We think that the struggle for political power will happen by the reconquest of national sovereignty and by the formation of institutions capable of posing the question of popular power at a national level. It is for this reason that we are preparing to fight against the constitutional reform of Prime Minister Matteo Renzi by proposing the slogan of winning back the Constitution of 1948, because this was a constitution that represented the heritage of the Resistance and that aimed to radically transform our country.
The British decision to leave the EU opens up a good prospect for this fight. We will use Brexit to build a left way for an “Italexit” and an end to the E.U.

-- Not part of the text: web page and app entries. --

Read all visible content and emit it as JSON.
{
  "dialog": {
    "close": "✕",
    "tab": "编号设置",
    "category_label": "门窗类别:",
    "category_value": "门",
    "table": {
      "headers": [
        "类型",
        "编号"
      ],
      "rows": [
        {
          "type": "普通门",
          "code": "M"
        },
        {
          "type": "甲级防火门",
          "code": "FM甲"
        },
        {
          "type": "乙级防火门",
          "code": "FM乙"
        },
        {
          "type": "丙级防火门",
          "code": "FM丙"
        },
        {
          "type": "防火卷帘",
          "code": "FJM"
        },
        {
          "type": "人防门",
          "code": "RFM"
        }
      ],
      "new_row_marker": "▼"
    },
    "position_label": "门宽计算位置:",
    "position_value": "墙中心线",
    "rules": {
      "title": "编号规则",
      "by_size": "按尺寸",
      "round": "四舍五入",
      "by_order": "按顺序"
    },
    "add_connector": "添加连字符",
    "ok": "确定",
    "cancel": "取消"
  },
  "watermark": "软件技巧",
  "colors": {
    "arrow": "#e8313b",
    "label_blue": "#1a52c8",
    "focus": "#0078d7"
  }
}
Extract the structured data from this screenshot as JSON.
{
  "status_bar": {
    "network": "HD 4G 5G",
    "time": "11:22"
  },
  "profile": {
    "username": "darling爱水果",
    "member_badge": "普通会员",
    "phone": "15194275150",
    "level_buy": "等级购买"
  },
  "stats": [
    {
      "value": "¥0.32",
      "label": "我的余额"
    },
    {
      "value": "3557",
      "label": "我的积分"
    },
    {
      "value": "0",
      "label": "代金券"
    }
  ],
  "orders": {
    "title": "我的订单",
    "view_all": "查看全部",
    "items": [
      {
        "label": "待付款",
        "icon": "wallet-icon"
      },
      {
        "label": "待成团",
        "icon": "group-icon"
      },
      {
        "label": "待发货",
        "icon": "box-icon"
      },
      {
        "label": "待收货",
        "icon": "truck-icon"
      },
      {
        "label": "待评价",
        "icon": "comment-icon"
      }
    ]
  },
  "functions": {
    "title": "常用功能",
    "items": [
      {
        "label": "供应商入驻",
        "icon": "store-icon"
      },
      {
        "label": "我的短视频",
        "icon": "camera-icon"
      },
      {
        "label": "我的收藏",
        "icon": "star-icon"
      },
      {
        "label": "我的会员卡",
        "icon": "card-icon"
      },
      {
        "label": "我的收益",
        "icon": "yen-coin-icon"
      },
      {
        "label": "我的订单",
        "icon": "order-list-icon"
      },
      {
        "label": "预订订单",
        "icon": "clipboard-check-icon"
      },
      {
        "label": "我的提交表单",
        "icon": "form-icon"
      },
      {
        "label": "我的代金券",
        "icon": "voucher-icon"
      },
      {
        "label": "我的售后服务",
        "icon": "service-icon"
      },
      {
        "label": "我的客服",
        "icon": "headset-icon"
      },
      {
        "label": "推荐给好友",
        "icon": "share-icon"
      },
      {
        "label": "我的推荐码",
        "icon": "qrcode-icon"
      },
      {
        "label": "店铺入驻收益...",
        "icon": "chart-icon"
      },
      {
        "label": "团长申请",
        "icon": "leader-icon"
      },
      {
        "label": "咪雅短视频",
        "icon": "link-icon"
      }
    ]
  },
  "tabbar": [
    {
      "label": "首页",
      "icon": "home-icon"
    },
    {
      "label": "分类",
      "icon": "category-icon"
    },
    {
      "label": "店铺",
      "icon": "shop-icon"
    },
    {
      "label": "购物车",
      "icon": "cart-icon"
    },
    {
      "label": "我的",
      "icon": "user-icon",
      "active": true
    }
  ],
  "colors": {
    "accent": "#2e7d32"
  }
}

MLT: While you have been in the U.S., Italy has held municipal elections. What is your assessment of the outcome?
AA: This election represented perfectly the state of confusion and the absence of alternatives that typifies Italy today. The country has suffered the loss of 700,000 youth who have left the country seeking work abroad, a phenomenon that duplicates the Italian past. The unemployment and insecurity destroy the hopes and expectations of people and require retirees to use their savings to support their children who cannot make a life of their own. The corrupt politicians in the service of the bourgeoisie are seen by the population as part of the problem not a solution. And thus electoral participation is reduced. All options of the so-called left are simply ignored by the people because they lack credibility.
The sole exception is Naples, where the mayor, Luigi De Magistris, is an independent leftist who has built an interesting model of citizen participation, in the context where the only national parties that support him (PRC, PCdl and SEL) represent hardly 5 percent of the vote.In the main, the outcome was a catastrophic setback for the ruling PD Party of Prime Minister Matteo Renzi. The PD won in Milan and Bologna but lost in Rome and Turin to the 5 Star Movement, in Trieste to the center-right, and in Naples to De Magistris. In general, the people know what they don’t want the politics of Renzi and patrons of the UE and NATO, but the only alternative is the 5 Star Movement.
The 5 Star Movement , however, is no real alternative. It began as an anti-corruption movement spurred by the popular comedian, Beppe Grillo, and funded by a web media entrepreneur, Gianroberto Casaleggio. Though it has acquired some populist trappings, it is in fact a dangerous movement based on the promises of social media and an illusory futuristic vision of a web-based democracy. It is a movement strongly backed by Goldman Sachs.In this context, Fronte Popolare works openly for class politics in cooperation with all sincere democrats while solidly affirming its Communist identity.
MLT: What is your assessment of the way forward for the American left today?
AA: Even though we seriously study the situation in the U.S. and know the situation of the American left quite well, it would presumptuous to give advice. Still, there are obvious similarities in the situation faced by Marxist-Leninists in our two countries.
We think, of course, that it is important to be clear on one’s own ideology, but with confidence in one’s ideology one can work with all kinds of people. The most important thing at this stage is to organize and participate in action of all kinds—strikes, demonstrations, festivals, memorials, meetings, and so forth. Only action, particularly struggle, brings people to the movement. Of course, it is difficult to organize actions when your numbers are small.
Therefore, it is necessary to look for allies with groups that are willing to undertake united action. In the future, such alliances might develop into deeper unity.This at any rate is our perspective. Next month in Milan, for example we are organizing a festival with food, music, political discussions, and international participation. It will include a day devoted to the Free Mumia campaign. This is a tremendous undertaking and expense for a small organization, but we must do things like this to grow and have an impact.